Current affairs

by Nick Gallent  |  23rd May 2019

In 1973, Horst Rittel and Melvyn Webber published a paper in Policy Sciences contrasting the ‘tame’ problems of science (resolvable through the calm application of scientific rationality) with the ‘wicked’ problems of the social world. One of the ten reasons why social problems are often wicked – difficult to decode and resistant to any solution Read More

The UK, in the post-war decades, saw a remarkable degree of upward social mobility, with large numbers of people getting higher-status jobs than their parents had at the same age. The decline of social mobility since then has prompted some to say that it has ‘ground to a halt’, which isn’t at all true:  there Read More

by Benita Matofska and Sophie Sheinwald  |  9th May 2019

“My name is Greta Thunberg I am 16 years old. I come from Sweden. And I speak on behalf of future generations, I know many of you don’t want to listen to us – you say we are just children. But we’re only repeating the message of the united climate science. Many of you appear Read More

by James Treadwell and Adam Lynes  |  18th April 2019

Did you know that, contrary to public belief, in the UK a life sentence does last for life? And that capital punishment in the UK was abolished for murder in 1965 but the Death Penalty was a legally defined punishment as late as 1998? 50 Facts Everyone Should Know About Crime and Punishment in Britain, Read More

by Tania De St Croix and Louise Doherty  |  3rd April 2019

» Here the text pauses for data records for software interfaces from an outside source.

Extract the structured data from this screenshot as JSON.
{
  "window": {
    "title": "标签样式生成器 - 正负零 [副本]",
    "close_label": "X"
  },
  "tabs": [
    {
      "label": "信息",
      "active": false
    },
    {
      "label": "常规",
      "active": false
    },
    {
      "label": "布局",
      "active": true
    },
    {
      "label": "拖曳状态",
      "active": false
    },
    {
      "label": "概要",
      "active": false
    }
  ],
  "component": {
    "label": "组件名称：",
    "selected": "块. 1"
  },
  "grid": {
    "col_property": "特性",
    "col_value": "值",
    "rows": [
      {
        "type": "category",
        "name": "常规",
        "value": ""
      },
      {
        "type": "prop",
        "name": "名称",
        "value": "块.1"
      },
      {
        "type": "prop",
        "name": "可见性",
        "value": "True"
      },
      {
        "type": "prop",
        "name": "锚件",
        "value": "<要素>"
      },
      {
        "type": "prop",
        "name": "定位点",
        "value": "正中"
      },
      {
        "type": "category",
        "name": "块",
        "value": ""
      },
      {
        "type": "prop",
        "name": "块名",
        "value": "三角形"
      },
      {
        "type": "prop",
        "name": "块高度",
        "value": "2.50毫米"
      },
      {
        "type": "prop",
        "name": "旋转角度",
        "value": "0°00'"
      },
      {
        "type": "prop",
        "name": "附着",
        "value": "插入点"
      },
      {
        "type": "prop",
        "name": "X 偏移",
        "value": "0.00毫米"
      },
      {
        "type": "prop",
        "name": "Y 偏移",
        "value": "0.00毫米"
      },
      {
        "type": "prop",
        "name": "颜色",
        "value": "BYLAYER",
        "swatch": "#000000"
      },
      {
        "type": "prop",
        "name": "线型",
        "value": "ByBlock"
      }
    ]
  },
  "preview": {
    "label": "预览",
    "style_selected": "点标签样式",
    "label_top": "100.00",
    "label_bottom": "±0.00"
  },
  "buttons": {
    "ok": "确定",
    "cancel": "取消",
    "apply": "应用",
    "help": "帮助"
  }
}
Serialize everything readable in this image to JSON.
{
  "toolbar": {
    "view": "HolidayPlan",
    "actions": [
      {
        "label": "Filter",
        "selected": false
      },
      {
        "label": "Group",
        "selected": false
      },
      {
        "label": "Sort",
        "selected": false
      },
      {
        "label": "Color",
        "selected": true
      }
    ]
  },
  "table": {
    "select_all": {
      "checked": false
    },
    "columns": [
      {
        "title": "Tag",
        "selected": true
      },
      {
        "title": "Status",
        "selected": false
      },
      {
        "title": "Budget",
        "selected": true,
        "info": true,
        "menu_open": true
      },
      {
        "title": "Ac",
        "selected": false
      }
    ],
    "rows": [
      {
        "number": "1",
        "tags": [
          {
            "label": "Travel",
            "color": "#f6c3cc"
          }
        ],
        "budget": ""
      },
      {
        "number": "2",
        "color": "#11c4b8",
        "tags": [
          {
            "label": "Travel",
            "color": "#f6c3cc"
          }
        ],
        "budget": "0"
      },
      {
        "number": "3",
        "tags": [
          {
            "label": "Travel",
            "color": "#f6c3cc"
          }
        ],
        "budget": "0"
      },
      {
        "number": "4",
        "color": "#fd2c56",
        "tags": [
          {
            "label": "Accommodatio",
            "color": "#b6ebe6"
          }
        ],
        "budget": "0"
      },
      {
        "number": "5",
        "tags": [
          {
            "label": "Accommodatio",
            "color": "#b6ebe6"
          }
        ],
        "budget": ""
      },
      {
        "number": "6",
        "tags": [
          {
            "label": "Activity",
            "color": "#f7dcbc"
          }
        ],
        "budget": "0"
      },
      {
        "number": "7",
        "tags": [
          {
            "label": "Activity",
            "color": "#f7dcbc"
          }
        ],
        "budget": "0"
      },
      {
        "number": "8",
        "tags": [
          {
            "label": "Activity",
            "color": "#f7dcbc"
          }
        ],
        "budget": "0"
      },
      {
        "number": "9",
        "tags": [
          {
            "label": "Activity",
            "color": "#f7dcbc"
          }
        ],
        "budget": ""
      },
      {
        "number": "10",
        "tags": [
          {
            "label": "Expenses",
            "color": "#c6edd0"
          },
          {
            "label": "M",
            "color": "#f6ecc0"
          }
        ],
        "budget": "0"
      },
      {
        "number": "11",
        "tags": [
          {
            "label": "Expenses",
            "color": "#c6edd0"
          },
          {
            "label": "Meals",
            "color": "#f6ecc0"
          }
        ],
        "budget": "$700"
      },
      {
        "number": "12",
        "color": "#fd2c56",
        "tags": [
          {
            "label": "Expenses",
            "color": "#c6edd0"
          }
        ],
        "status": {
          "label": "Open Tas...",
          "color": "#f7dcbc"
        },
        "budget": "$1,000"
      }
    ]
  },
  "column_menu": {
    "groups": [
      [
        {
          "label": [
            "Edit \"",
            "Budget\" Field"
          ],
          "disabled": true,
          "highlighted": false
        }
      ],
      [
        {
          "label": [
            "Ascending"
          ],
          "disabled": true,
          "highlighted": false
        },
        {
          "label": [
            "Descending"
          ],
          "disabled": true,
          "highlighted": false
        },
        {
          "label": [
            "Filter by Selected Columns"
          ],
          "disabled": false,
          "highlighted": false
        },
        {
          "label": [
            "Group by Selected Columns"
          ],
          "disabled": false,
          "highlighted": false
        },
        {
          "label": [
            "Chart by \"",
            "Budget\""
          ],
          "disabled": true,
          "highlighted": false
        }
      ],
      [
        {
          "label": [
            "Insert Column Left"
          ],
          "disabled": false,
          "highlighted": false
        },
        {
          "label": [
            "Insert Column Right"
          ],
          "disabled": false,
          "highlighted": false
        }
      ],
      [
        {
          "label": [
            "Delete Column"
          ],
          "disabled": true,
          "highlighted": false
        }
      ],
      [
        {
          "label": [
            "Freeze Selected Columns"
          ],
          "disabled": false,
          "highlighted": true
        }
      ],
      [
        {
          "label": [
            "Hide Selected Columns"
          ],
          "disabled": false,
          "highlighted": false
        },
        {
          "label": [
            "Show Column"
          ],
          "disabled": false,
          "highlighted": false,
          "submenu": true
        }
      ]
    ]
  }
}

Young people say that more youth centres would make them safer. Looking back on research for Grassroots Youth Work: Policy, Passion and Resistance in Practice, Tania de St Croix and Louise Doherty argue for a renewed policy commitment to youth work as a youth-centred educational practice – one where the focus is on young people Read More

by Vic Seidler  |  2nd April 2019

Listen to Victor Seidler talking politics, identity, gender and sociology as ways of understanding why the Brexit vote happened and where we may be able to go from here. …Read more

by Sam Wren-Lewis  |  20th March 2019

By Sam Wren-Lewis, author of The Happiness Problem: Rethinking Individual Success and Societal Progress. You may not know it, but today is the International Day of Happiness. This celebration takes place on the 20th March every year, to coincide with the Spring Equinox, and is a modern day tradition that’s been going since 2013, after Read More

by Zoe Young  |  14th March 2019

This International Women’s Day, Zoe Young, author of Women’s Work: How Mothers Manage Flexible Working in Careers and Family Life, highlights the lengths women go to in managing the complexities of flexible working. This year marks a hundred years since the Sex Disqualification (Removal) Act 1919 lifted the bar on women entering the professions. It Read More

It feels like a lifetime ago that austerity was the primary catastrophe facing the country. And yet, objectively, this is far from the case. Austerity is alive and kicking.…Read more

by Linda Hantrais  |  6th February 2019

If the UK were no longer in a position to promote or hamper EU social policy from the inside, would the EU be more likely to become a fully-fledged social union? And if the UK were no longer subjected to EU law, what might the implications be for UK social policy? With Brexit shrouded in Read More